HYSTA (Hua Yuan Science and Technology Association) and its 3,000 members aim to be a bridge between China and the Silicon Valley. Its annual conference in Santa Clara in early May examined the theme of China and globabilization.
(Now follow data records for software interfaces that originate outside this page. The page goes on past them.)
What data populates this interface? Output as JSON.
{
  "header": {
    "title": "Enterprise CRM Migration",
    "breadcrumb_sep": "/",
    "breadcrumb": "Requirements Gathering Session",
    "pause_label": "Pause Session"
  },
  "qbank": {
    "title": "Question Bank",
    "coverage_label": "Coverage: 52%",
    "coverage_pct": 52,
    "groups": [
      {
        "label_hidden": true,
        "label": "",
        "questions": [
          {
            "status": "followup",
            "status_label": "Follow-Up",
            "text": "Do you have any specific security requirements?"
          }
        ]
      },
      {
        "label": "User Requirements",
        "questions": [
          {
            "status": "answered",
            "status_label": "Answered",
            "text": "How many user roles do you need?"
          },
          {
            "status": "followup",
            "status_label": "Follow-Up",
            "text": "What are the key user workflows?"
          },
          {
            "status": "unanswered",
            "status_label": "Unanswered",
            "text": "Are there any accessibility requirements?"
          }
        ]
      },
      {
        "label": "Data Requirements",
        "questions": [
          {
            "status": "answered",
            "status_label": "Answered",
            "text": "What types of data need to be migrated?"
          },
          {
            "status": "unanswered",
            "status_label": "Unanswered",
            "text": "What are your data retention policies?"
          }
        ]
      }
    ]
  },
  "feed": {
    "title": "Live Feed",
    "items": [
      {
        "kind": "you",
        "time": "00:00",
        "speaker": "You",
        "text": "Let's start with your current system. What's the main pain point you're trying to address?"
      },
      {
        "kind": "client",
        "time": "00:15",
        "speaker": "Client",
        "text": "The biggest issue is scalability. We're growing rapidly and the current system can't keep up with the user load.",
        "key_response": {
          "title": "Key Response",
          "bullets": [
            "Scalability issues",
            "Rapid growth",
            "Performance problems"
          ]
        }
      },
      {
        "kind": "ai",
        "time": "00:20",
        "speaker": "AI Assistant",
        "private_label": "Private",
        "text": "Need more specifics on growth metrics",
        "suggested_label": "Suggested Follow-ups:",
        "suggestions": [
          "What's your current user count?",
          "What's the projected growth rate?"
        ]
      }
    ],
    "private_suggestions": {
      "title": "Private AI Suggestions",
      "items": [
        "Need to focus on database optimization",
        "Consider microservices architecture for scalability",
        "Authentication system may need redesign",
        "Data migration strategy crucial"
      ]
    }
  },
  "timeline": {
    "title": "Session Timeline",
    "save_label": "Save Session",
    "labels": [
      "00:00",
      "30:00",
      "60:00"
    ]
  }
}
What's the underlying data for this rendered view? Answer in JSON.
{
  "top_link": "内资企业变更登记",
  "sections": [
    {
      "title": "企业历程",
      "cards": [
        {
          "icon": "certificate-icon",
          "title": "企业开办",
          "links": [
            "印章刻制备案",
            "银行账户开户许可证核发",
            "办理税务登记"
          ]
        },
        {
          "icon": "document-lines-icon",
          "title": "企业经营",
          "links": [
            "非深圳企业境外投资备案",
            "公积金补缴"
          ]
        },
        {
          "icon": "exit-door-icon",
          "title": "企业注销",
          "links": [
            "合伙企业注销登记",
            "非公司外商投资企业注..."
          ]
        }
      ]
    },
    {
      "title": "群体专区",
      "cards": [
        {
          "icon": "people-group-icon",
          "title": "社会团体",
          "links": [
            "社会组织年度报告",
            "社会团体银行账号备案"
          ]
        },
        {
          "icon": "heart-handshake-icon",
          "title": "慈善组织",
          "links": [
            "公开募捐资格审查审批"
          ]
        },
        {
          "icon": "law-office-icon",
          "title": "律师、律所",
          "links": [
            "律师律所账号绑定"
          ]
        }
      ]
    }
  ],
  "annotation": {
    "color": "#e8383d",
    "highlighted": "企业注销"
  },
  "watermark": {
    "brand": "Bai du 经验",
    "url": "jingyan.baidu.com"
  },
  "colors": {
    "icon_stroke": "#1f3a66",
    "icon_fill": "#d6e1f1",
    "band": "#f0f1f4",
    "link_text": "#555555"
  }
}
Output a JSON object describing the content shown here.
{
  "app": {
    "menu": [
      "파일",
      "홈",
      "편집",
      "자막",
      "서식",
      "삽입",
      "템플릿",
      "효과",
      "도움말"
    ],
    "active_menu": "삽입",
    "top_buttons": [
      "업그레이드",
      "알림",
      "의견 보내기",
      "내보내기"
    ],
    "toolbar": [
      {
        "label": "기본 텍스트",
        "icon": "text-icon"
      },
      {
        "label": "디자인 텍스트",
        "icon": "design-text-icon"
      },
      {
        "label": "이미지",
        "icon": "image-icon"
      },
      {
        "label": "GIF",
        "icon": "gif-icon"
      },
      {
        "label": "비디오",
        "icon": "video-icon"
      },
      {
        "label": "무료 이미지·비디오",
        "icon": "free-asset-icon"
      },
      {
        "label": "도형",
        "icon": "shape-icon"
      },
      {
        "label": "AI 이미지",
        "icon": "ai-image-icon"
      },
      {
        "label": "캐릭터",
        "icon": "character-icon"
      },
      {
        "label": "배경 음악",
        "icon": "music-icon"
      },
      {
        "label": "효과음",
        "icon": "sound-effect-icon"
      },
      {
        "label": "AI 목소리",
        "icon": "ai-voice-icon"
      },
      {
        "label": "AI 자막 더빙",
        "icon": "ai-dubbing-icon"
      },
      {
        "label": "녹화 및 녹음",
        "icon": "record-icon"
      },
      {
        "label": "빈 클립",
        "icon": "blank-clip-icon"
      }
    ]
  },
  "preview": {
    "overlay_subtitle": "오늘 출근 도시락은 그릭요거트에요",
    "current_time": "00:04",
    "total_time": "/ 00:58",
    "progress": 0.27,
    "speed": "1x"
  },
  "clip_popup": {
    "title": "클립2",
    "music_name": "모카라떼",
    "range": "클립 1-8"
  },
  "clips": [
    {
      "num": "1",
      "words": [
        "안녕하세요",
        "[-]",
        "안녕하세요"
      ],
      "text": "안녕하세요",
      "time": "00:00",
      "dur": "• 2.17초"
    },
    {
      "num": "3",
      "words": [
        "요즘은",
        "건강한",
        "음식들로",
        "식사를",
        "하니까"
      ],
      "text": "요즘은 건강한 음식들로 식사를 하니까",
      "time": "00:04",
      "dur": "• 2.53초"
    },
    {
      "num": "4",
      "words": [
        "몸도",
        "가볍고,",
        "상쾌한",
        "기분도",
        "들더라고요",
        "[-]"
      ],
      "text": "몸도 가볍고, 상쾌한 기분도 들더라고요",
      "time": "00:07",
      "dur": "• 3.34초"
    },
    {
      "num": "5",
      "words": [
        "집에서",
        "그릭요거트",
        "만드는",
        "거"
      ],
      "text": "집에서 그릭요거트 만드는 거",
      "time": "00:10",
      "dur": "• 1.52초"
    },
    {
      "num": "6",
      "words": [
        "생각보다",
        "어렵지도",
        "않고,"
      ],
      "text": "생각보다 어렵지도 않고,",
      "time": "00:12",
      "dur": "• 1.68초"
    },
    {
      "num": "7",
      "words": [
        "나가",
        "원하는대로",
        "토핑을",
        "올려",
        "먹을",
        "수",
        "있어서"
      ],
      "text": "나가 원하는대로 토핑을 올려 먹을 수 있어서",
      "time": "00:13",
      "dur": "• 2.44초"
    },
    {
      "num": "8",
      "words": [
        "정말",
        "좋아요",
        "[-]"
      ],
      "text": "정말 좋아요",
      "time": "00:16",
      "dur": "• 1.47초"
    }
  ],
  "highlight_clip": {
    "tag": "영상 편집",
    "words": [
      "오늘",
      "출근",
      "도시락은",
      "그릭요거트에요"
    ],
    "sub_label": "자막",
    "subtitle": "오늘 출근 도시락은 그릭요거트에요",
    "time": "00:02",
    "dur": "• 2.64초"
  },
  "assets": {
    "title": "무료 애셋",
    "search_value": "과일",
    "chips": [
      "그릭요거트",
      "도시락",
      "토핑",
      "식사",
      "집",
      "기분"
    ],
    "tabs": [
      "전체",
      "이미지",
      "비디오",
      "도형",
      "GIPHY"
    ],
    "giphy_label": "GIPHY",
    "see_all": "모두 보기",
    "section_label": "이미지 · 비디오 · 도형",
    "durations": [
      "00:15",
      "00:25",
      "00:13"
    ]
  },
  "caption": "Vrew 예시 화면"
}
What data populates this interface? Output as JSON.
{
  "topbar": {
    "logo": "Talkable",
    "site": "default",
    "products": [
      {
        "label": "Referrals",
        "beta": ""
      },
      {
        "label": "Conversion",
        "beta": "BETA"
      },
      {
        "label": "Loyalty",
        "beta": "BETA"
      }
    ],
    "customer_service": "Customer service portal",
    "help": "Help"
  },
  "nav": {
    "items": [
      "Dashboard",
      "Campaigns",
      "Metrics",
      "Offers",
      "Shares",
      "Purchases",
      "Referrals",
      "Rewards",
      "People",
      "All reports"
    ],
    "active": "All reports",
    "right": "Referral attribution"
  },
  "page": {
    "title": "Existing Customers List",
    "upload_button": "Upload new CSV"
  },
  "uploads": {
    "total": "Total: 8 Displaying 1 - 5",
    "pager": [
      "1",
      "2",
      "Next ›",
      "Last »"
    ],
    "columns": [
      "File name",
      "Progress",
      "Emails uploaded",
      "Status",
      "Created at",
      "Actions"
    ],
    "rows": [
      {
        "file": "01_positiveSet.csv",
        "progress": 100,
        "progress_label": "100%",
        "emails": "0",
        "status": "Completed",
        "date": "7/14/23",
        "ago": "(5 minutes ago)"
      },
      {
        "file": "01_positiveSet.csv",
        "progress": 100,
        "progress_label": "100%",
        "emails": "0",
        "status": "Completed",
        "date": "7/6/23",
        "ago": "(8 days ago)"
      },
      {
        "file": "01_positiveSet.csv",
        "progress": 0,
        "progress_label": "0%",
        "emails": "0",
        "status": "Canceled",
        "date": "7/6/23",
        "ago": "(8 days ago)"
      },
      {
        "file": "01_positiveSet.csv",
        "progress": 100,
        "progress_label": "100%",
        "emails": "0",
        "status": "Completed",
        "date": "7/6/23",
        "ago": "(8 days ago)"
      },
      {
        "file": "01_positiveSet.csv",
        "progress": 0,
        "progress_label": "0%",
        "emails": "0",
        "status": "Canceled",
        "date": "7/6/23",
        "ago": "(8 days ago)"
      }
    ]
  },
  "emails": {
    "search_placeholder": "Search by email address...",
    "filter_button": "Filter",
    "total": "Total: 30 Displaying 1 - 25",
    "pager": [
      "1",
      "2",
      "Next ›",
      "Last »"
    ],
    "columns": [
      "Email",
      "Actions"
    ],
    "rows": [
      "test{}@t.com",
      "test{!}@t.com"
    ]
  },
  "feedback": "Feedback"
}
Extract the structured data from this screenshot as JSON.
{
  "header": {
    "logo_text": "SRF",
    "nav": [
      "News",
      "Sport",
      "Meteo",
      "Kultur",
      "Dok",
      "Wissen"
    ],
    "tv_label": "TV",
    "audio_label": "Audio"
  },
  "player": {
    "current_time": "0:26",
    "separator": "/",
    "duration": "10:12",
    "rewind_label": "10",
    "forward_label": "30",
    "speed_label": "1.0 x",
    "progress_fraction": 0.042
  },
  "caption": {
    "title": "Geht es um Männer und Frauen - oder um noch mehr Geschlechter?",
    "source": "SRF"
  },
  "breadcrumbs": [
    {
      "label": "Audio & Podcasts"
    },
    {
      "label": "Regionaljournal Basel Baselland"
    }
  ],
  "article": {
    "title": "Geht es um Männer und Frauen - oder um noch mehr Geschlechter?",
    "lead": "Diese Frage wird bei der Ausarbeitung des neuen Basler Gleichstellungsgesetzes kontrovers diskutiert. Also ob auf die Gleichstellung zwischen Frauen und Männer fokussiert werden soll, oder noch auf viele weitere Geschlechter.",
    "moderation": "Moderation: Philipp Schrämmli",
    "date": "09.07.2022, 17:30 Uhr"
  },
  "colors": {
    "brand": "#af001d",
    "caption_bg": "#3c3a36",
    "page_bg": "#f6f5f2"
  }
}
“American companies no longer go to China only to find cheap labor,” said Jack Xu, VP of engineering and research at eBay and VP of HYSTA, to set the stage. “They go to find talent and to better compete in the global market.” Because globalization is not a one-way street, two of the conference’s panels were examining the two sides of the coin: Chinese companies going global and multinational companies going into China. China going global Ying Wu is the president of UTStarcom, a provider of IP-based networking and telecommunications solutions. The company’s growth compelled it to look outside of its native China and to acquire companies in Korea and Canada. “In 2006, we made two thirds of our revenues outside China, but we barely made money,” he explained as a warning that going global can be a challenge. David Chen was more enthusiastic. Worksoft Creative Software Technology is a Chinese IT outsourcing company. “We were global from the beginning. We use talented engineers in China to compete with India. 85% of our revenues come from the US and the rest from Europe,” Chen said. In a reverse trend, Worksoft is now looking at the maturing Chinese market as its next growth opportunity. Going into China “This is a new phase. You don’t just put manufacturing or engineering in China. You create a whole corporation there,” said David DeWalt, the brand new CEO of McAfee who was formerly president of EMC. “At EMC, we embraced China and we were able to market that it was a local company. Through partnerships and acquisitions, we made a local product for the local market.” Brian Derksen, deputy CEO of Deloitte & Touche USA, confessed that his company did not have a strategy to go into China ten years ago, but was led there because its existing clients expected support in that country. “We have over 6,000 people there now and it will be more than 10,000 soon. The Chinese professional services market is expected to grow to 16 billion dollars rapidly. We recruit locally and bring in specialists or leadership from outside in the early stages. But we believe a practice needs to be led by locals,” Derksen explained. All the panellists stressed that a company wanting to go into China needed to understand the cultural subtleties and the local markets. The advice applies to returnees who have lived in the U.S. for a long time. “First, work in a Chinese company before starting our own company,” advised Ying Wu of UTStarcom. Lawyers are sorely needed in China. “There is a boundless opportunity because the law is essential to China realizing its promise,” said Ralph Baxter, CEO of Orrick, Herrington & Sutcliffe. In the audience, Weiguo Chen agreed. He is a lawyer with Finnegan Henderson, an intellectual property law firm, and was educated both in the U.S. and in China. “The U.S. has 200 years of intellectual property culture, China has only 20 years. Chinese companies are starting to file patents in the U.S. now.” Jack Gao, VP of News Corp. and former CEO of Autodesk and Microsoft in China, complained that the Chinese heads of global companies often have a hard time getting the ear of their CEO back at headquarters. However, a good idea can sometime make its way back to the mother ship. Answers, a popular feature on Yahoo which combines search and social media, first came out in Korea. It was later adopted on the American and European sites, explained Jerry Yang, Yahoo’s co-founder. There is one success HYSTA is particularly proud of. Two years ago at CEO Summit, an exclusive HYSTA event bringing together Chinese and American CEO, Yahoo met Alibaba, a Chinese auction and commerce site which now runs Yahoo China. “Our move to partner with them was the right strategy. The report card is good in some ways, not so good in others. Two years is still early,” said Jerry Yang of Yahoo. At all levels and across industries (this year’s conference saw the addition of a panel on clean energies), HYSTA hopes to continue to be a networking tool between Chinese and American entrepreneurs. A sign of the association’s clout was the calibre of its keynote speaker. Nobel Peace Prize nominee and Academy Award winner Al Gore brought its message about the global warming crisis to a receptive crowd. Isabelle Boucq for Atelier